The Los Angeles County Board of Supervisors on Tuesday unanimously approved a motion by Board Chair Janice Hahn and Supervisor Hilda Solis to assess and address the specific needs of American Indian and Alaska Native individuals experiencing homelessness in the county.
“A dark history of racism, genocide, and systemic discrimination make American Indians more likely to experience poverty and homelessness,” Hahn said. “We need a better understanding of how many members of these communities are experiencing homelessness and we need to put in place culturally-inclusive services to help lift them off the streets and into homes.”
LA County is home to the largest population of American Indians and Alaska Natives in the United States. A history of systemic racism and genocide means that this population endures disproportionate symptoms of intergenerational trauma (e.g. mental health, chronic disease, substance use, and economic disparities).
While these disparities put AIAN communities at greater risk for homelessness, tracking the specific statistics associated with these disparities represents a great challenge.
“Homelessness among American Indians and Alaska Natives in LA County has its roots in centuries of discrimination. Today, LA County will initiate systemic changes to right this wrong,” said Los Angeles County Supervisor Hilda L. Solis, who co-authored this motion.

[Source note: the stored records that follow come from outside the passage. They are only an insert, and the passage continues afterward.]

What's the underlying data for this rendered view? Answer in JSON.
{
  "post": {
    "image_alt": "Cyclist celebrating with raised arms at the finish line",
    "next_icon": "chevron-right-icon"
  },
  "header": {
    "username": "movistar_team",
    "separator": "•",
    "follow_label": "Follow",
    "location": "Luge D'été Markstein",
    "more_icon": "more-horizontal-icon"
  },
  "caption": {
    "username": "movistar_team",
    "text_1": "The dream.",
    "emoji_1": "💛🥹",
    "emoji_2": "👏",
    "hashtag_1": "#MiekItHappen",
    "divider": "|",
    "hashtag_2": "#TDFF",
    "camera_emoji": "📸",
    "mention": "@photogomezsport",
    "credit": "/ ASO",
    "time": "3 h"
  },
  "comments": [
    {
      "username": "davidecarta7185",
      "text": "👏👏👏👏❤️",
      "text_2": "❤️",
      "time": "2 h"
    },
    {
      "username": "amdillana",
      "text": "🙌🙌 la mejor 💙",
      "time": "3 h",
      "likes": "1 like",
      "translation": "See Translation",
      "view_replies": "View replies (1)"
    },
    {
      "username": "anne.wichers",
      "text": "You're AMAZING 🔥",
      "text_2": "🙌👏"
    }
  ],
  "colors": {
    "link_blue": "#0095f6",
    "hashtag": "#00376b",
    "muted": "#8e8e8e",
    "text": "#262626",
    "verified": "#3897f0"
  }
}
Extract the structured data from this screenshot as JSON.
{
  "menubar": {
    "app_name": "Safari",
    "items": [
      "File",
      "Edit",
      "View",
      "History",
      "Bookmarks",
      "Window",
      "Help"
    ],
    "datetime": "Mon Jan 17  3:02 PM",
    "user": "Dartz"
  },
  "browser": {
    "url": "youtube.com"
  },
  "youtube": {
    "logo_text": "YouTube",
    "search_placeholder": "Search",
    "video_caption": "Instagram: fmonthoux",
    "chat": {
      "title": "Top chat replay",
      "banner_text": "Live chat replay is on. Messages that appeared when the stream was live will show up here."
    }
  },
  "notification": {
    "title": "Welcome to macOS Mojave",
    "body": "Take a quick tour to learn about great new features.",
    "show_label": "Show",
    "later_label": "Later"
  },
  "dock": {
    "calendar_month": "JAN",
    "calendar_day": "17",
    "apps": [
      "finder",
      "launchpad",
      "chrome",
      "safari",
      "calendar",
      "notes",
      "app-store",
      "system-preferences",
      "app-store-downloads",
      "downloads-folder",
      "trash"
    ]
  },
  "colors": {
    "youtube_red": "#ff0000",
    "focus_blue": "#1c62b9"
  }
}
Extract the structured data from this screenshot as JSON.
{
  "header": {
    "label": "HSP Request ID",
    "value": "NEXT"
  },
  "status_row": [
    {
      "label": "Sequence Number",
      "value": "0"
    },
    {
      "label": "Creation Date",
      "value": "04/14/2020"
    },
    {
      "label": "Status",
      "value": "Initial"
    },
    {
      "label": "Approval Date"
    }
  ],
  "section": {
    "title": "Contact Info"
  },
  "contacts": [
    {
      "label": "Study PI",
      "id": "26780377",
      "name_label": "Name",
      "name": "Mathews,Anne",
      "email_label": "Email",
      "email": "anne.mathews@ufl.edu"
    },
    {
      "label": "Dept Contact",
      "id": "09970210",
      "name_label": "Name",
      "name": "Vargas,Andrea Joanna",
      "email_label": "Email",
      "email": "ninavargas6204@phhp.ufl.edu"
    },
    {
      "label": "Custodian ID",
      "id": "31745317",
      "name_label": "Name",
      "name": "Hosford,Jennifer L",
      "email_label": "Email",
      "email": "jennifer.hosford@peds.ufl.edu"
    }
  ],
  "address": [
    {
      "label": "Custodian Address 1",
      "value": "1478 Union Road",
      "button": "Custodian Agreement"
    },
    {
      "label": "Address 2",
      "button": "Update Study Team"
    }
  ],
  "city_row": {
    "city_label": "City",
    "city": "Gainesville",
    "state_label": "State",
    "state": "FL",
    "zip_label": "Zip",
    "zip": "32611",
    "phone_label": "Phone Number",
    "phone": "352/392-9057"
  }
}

“In order to accomplish this, we must recognize Native Americans and Alaska Natives often do not trust government agencies due to years of marginalization and mistreatment,” Solis said. “LA County will adopt culturally inclusive best practices that will more effectively support American Indians and Alaska Natives who are experiencing homelessness. We will embrace culturally competent procedures that respect and honor the rich history of our American Indian and Alaska Native communities.”

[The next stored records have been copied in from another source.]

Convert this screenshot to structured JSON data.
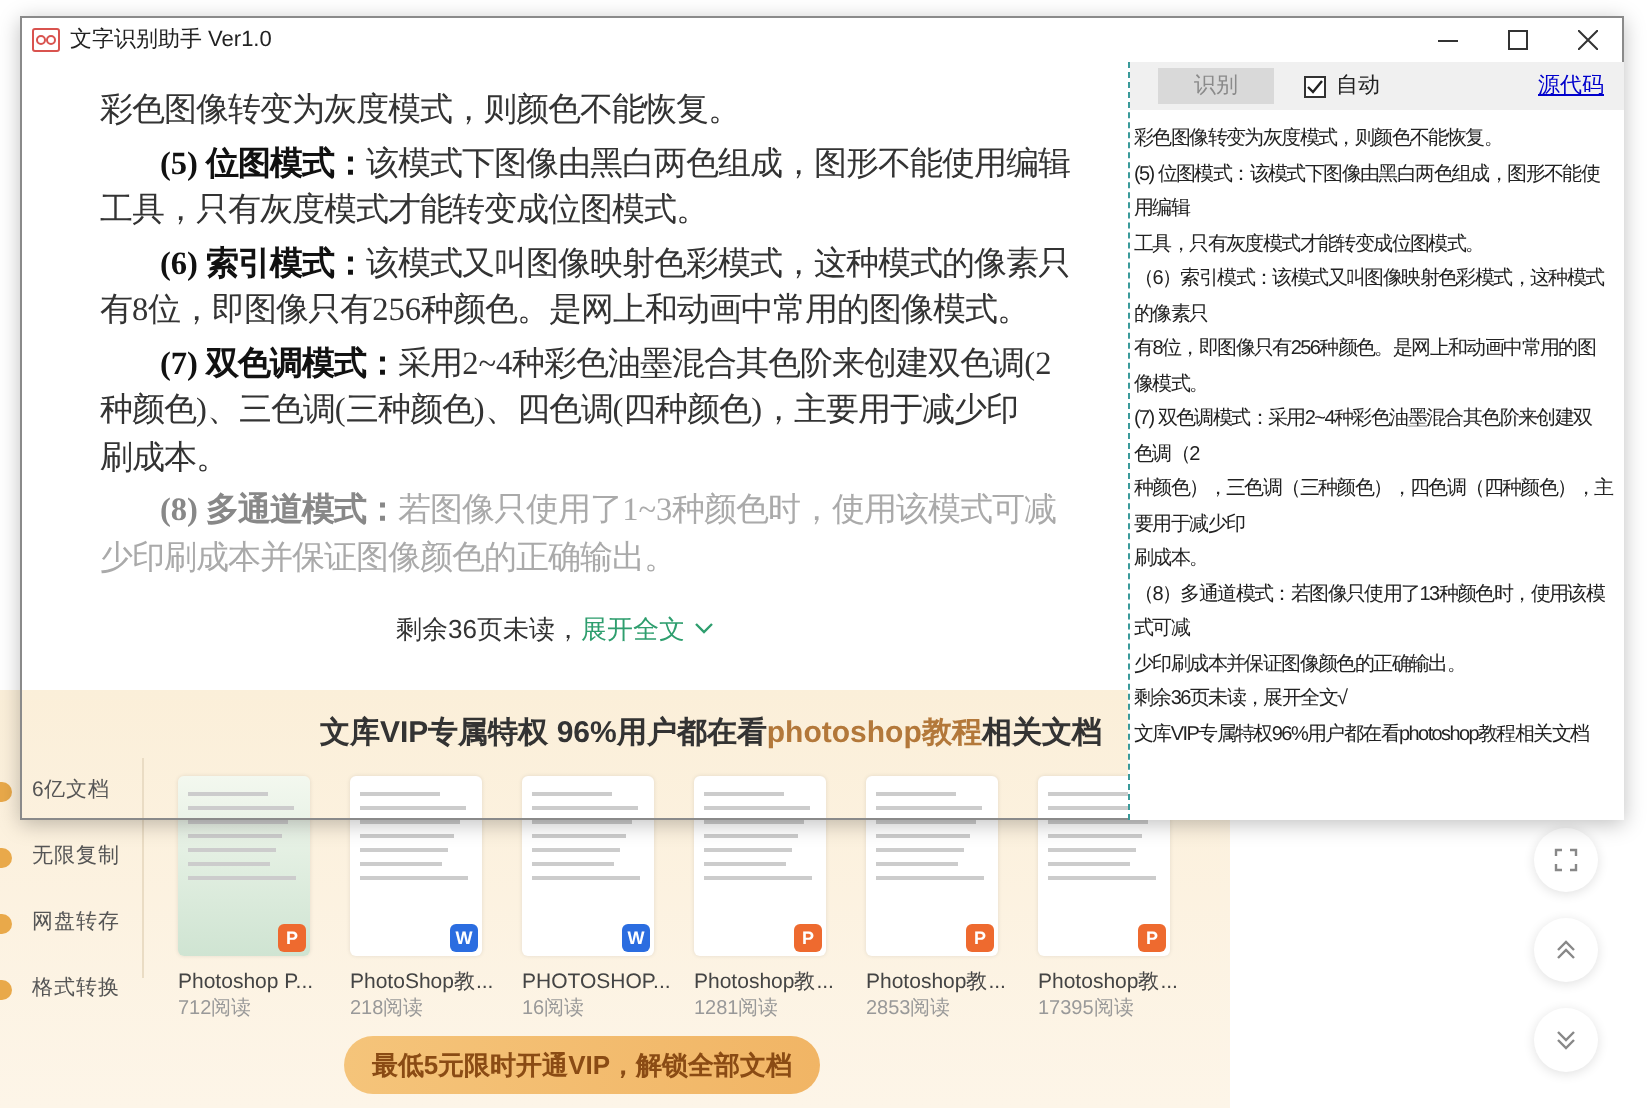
{
  "window": {
    "title": "文字识别助手 Ver1.0"
  },
  "document": {
    "paragraphs": [
      {
        "kind": "continued",
        "faded": false,
        "lines": [
          "彩色图像转变为灰度模式，则颜色不能恢复。"
        ]
      },
      {
        "kind": "heading",
        "faded": false,
        "lines": [
          "**(5) 位图模式：**该模式下图像由黑白两色组成，图形不能使用编辑",
          "工具，只有灰度模式才能转变成位图模式。"
        ]
      },
      {
        "kind": "heading",
        "faded": false,
        "lines": [
          "**(6) 索引模式：**该模式又叫图像映射色彩模式，这种模式的像素只",
          "有8位，即图像只有256种颜色。是网上和动画中常用的图像模式。"
        ]
      },
      {
        "kind": "heading",
        "faded": false,
        "lines": [
          "**(7) 双色调模式：**采用2~4种彩色油墨混合其色阶来创建双色调(2",
          "种颜色)、三色调(三种颜色)、四色调(四种颜色)，主要用于减少印",
          "刷成本。"
        ]
      },
      {
        "kind": "heading",
        "faded": true,
        "lines": [
          "**(8) 多通道模式：**若图像只使用了1~3种颜色时，使用该模式可减",
          "少印刷成本并保证图像颜色的正确输出。"
        ]
      }
    ],
    "remaining": "剩余36页未读，",
    "expand": "展开全文"
  },
  "vip": {
    "title": [
      {
        "text": "文库VIP专属特权 96%用户都在看",
        "highlight": false
      },
      {
        "text": "photoshop教程",
        "highlight": true
      },
      {
        "text": "相关文档",
        "highlight": false
      }
    ],
    "features": [
      "6亿文档",
      "无限复制",
      "网盘转存",
      "格式转换"
    ],
    "documents": [
      {
        "title": "Photoshop P...",
        "reads": "712阅读",
        "badge": "P",
        "color": "#ee6a2f"
      },
      {
        "title": "PhotoShop教...",
        "reads": "218阅读",
        "badge": "W",
        "color": "#2b6de0"
      },
      {
        "title": "PHOTOSHOP...",
        "reads": "16阅读",
        "badge": "W",
        "color": "#2b6de0"
      },
      {
        "title": "Photoshop教...",
        "reads": "1281阅读",
        "badge": "P",
        "color": "#ee6a2f"
      },
      {
        "title": "Photoshop教...",
        "reads": "2853阅读",
        "badge": "P",
        "color": "#ee6a2f"
      },
      {
        "title": "Photoshop教...",
        "reads": "17395阅读",
        "badge": "P",
        "color": "#ee6a2f"
      }
    ],
    "unlock_button": "最低5元限时开通VIP，解锁全部文档"
  },
  "ocr_panel": {
    "recognize_button": {
      "label": "识别",
      "disabled": true
    },
    "auto": {
      "label": "自动",
      "checked": true
    },
    "source_link": "源代码",
    "text_lines": [
      "彩色图像转变为灰度模式，则颜色不能恢复。",
      "(5) 位图模式：该模式下图像由黑白两色组成，图形不能使",
      "用编辑",
      "工具，只有灰度模式才能转变成位图模式。",
      "（6）索引模式：该模式又叫图像映射色彩模式，这种模式",
      "的像素只",
      "有8位，即图像只有256种颜色。是网上和动画中常用的图",
      "像模式。",
      "(7) 双色调模式：采用2~4种彩色油墨混合其色阶来创建双",
      "色调（2",
      "种颜色），三色调（三种颜色），四色调（四种颜色），主",
      "要用于减少印",
      "刷成本。",
      "（8）多通道模式：若图像只使用了13种颜色时，使用该模",
      "式可减",
      "少印刷成本并保证图像颜色的正确输出。",
      "剩余36页未读，展开全文√",
      "文库VIP专属特权96%用户都在看photoshop教程相关文档"
    ]
  }
}
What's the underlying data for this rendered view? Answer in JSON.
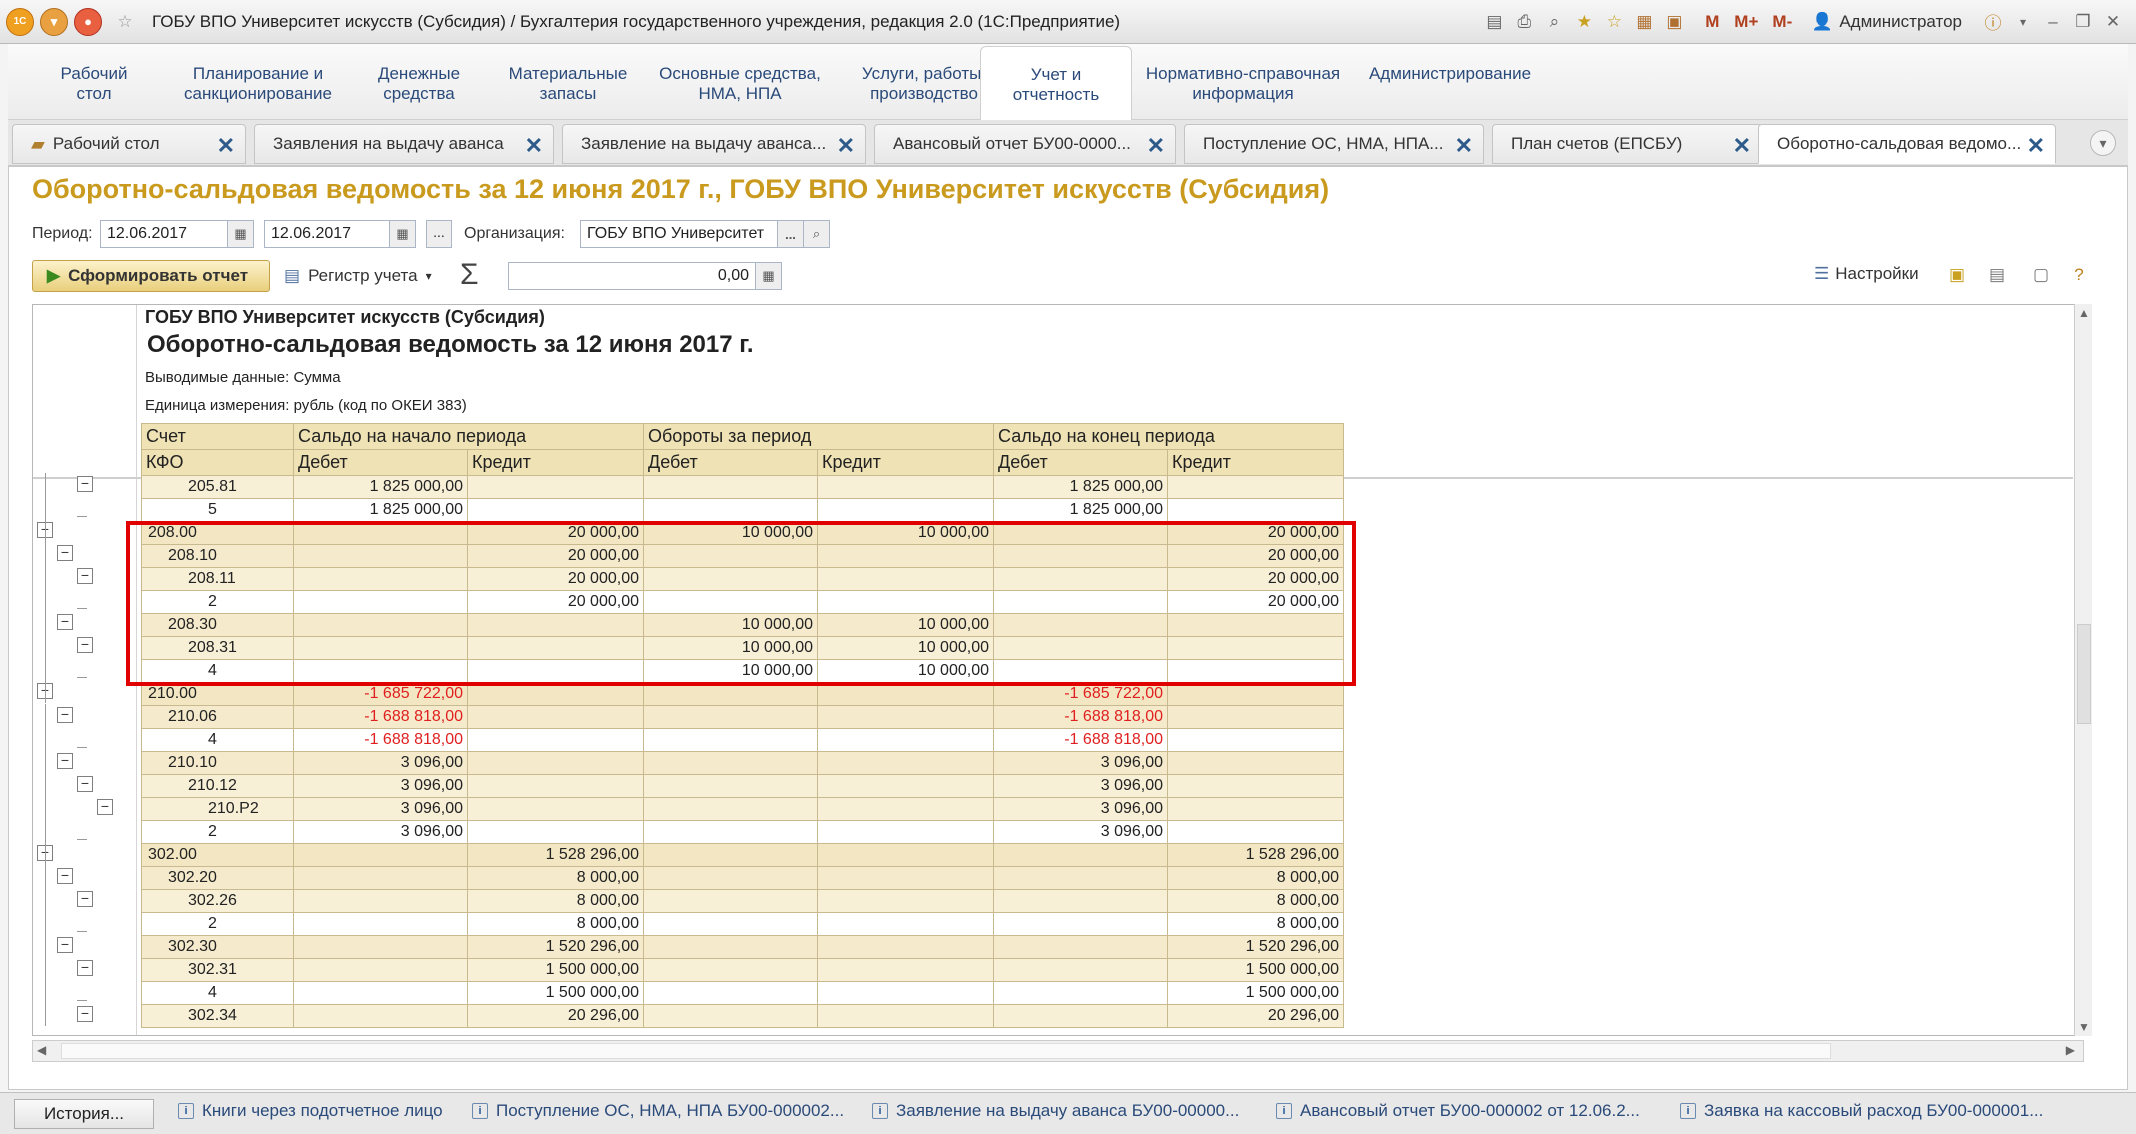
{
  "window": {
    "title": "ГОБУ ВПО Университет искусств (Субсидия) / Бухгалтерия государственного учреждения, редакция 2.0  (1С:Предприятие)",
    "logo": "1С",
    "toolbar_m": "M",
    "toolbar_mplus": "M+",
    "toolbar_mminus": "M-",
    "user": "Администратор"
  },
  "sections": [
    {
      "label": "Рабочий\nстол"
    },
    {
      "label": "Планирование и\nсанкционирование"
    },
    {
      "label": "Денежные\nсредства"
    },
    {
      "label": "Материальные\nзапасы"
    },
    {
      "label": "Основные средства,\nНМА, НПА"
    },
    {
      "label": "Услуги, работы,\nпроизводство"
    },
    {
      "label": "Учет и\nотчетность"
    },
    {
      "label": "Нормативно-справочная\nинформация"
    },
    {
      "label": "Администрирование"
    }
  ],
  "tabs": [
    {
      "label": "Рабочий стол"
    },
    {
      "label": "Заявления на выдачу аванса"
    },
    {
      "label": "Заявление на выдачу аванса..."
    },
    {
      "label": "Авансовый отчет БУ00-0000..."
    },
    {
      "label": "Поступление ОС, НМА, НПА..."
    },
    {
      "label": "План счетов (ЕПСБУ)"
    },
    {
      "label": "Оборотно-сальдовая ведомо..."
    }
  ],
  "report": {
    "title": "Оборотно-сальдовая ведомость за 12 июня 2017 г., ГОБУ ВПО Университет искусств (Субсидия)",
    "period_label": "Период:",
    "period_from": "12.06.2017",
    "period_to": "12.06.2017",
    "period_btn": "...",
    "org_label": "Организация:",
    "org_value": "ГОБУ ВПО Университет",
    "org_btn": "...",
    "generate_label": "Сформировать отчет",
    "register_label": "Регистр учета",
    "sum_value": "0,00",
    "settings_label": "Настройки"
  },
  "sheet": {
    "org": "ГОБУ ВПО Университет искусств (Субсидия)",
    "heading": "Оборотно-сальдовая ведомость за 12 июня 2017 г.",
    "output_label": "Выводимые данные:  Сумма",
    "unit_label": "Единица измерения: рубль (код по ОКЕИ 383)",
    "header1": [
      "Счет",
      "Сальдо на начало периода",
      "Обороты за период",
      "Сальдо на конец периода"
    ],
    "header2": [
      "КФО",
      "Дебет",
      "Кредит",
      "Дебет",
      "Кредит",
      "Дебет",
      "Кредит"
    ],
    "rows": [
      {
        "acc": "205.81",
        "lvl": 2,
        "v": [
          "1 825 000,00",
          "",
          "",
          "",
          "1 825 000,00",
          ""
        ]
      },
      {
        "acc": "5",
        "lvl": 4,
        "v": [
          "1 825 000,00",
          "",
          "",
          "",
          "1 825 000,00",
          ""
        ]
      },
      {
        "acc": "208.00",
        "lvl": 0,
        "v": [
          "",
          "20 000,00",
          "10 000,00",
          "10 000,00",
          "",
          "20 000,00"
        ]
      },
      {
        "acc": "208.10",
        "lvl": 1,
        "v": [
          "",
          "20 000,00",
          "",
          "",
          "",
          "20 000,00"
        ]
      },
      {
        "acc": "208.11",
        "lvl": 2,
        "v": [
          "",
          "20 000,00",
          "",
          "",
          "",
          "20 000,00"
        ]
      },
      {
        "acc": "2",
        "lvl": 4,
        "v": [
          "",
          "20 000,00",
          "",
          "",
          "",
          "20 000,00"
        ]
      },
      {
        "acc": "208.30",
        "lvl": 1,
        "v": [
          "",
          "",
          "10 000,00",
          "10 000,00",
          "",
          ""
        ]
      },
      {
        "acc": "208.31",
        "lvl": 2,
        "v": [
          "",
          "",
          "10 000,00",
          "10 000,00",
          "",
          ""
        ]
      },
      {
        "acc": "4",
        "lvl": 4,
        "v": [
          "",
          "",
          "10 000,00",
          "10 000,00",
          "",
          ""
        ]
      },
      {
        "acc": "210.00",
        "lvl": 0,
        "v": [
          "-1 685 722,00",
          "",
          "",
          "",
          "-1 685 722,00",
          ""
        ]
      },
      {
        "acc": "210.06",
        "lvl": 1,
        "v": [
          "-1 688 818,00",
          "",
          "",
          "",
          "-1 688 818,00",
          ""
        ]
      },
      {
        "acc": "4",
        "lvl": 4,
        "v": [
          "-1 688 818,00",
          "",
          "",
          "",
          "-1 688 818,00",
          ""
        ]
      },
      {
        "acc": "210.10",
        "lvl": 1,
        "v": [
          "3 096,00",
          "",
          "",
          "",
          "3 096,00",
          ""
        ]
      },
      {
        "acc": "210.12",
        "lvl": 2,
        "v": [
          "3 096,00",
          "",
          "",
          "",
          "3 096,00",
          ""
        ]
      },
      {
        "acc": "210.P2",
        "lvl": 3,
        "v": [
          "3 096,00",
          "",
          "",
          "",
          "3 096,00",
          ""
        ]
      },
      {
        "acc": "2",
        "lvl": 4,
        "v": [
          "3 096,00",
          "",
          "",
          "",
          "3 096,00",
          ""
        ]
      },
      {
        "acc": "302.00",
        "lvl": 0,
        "v": [
          "",
          "1 528 296,00",
          "",
          "",
          "",
          "1 528 296,00"
        ]
      },
      {
        "acc": "302.20",
        "lvl": 1,
        "v": [
          "",
          "8 000,00",
          "",
          "",
          "",
          "8 000,00"
        ]
      },
      {
        "acc": "302.26",
        "lvl": 2,
        "v": [
          "",
          "8 000,00",
          "",
          "",
          "",
          "8 000,00"
        ]
      },
      {
        "acc": "2",
        "lvl": 4,
        "v": [
          "",
          "8 000,00",
          "",
          "",
          "",
          "8 000,00"
        ]
      },
      {
        "acc": "302.30",
        "lvl": 1,
        "v": [
          "",
          "1 520 296,00",
          "",
          "",
          "",
          "1 520 296,00"
        ]
      },
      {
        "acc": "302.31",
        "lvl": 2,
        "v": [
          "",
          "1 500 000,00",
          "",
          "",
          "",
          "1 500 000,00"
        ]
      },
      {
        "acc": "4",
        "lvl": 4,
        "v": [
          "",
          "1 500 000,00",
          "",
          "",
          "",
          "1 500 000,00"
        ]
      },
      {
        "acc": "302.34",
        "lvl": 2,
        "v": [
          "",
          "20 296,00",
          "",
          "",
          "",
          "20 296,00"
        ]
      }
    ]
  },
  "history": {
    "button": "История...",
    "items": [
      "Книги через подотчетное лицо",
      "Поступление ОС, НМА, НПА БУ00-000002...",
      "Заявление на выдачу аванса БУ00-00000...",
      "Авансовый отчет БУ00-000002 от 12.06.2...",
      "Заявка на кассовый расход БУ00-000001..."
    ]
  }
}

The motion passed Tuesday instructs the Director of the Homeless Initiative, the Chief Executive Office, to collaborate with other county groups – including the Executive Director of the Los Angeles Homelessness Services Authority and the Directors of Mental Health, Health Services, Public Social Services and Children and Family Services — to formally assess the needs of homeless AIAN individuals.
The subsequent report will include a baseline count of homeless individuals with demographic statistics, recommendations on how to better capture AIAN homelessness data moving forward, and strategies for improving the availability of AIAN culturally-inclusive services that properly address existing gaps in resources for AIAN individuals.
The report will also include an assessment of the available property that can be used for permanent supportive housing that is culturally inclusive of AIAN individuals.
“As Supervisor Hahn’s Native American Indian Commission appointee, I want to thank her for taking the lead on our motion regarding Native American homelessness,” said Pat Lopez. “This population experienced a 68% increase in homelessness last year. As the economy has improved in general, it has not translated to Indian country. It is still in dire economic straits. There are no I industries in our Native communities. Therefore natives come to the urban setting seeking economic opportunities and services. They also seek a native community to interact with, share ceremonies and prayer circles. They become homeless in the process, being far from home.”
“For too long our American Indian and Alaska Native community has been invisible in the eyes of the systems meant to serve our most under-resourced communities, particularly those experiencing homelessness,” said Andrea Garcia, member of the Los Angeles City/County Native American Indian Commission.
“This motion is a great first step in addressing basic data needs, culturally supportive services, and an assessment of land that may be used for supportive housing. Importantly, our community member voices have been centered in this effort,” Garcia said. “We are thrilled that Supervisors Hahn and Solis have chosen to support this, and we look forward to improving health outcomes and housing status of our LA Native community.”
The motion aims to better enable the County to meet the needs of homeless AIAN individuals overall.
The county has already used this model of reporting effectively. In April 2018, the Los Angeles Homeless Services Authority (LAHSA) launched the Ad Hoc Committee on Black People Experiencing Homelessness. The Committee’s final report—coupled with new data tools from the Department of Housing and Urban Development and the National Alliance to End Homelessness—provides a strong roadmap for communities interested in addressing racial disparities.
Read the full motion here.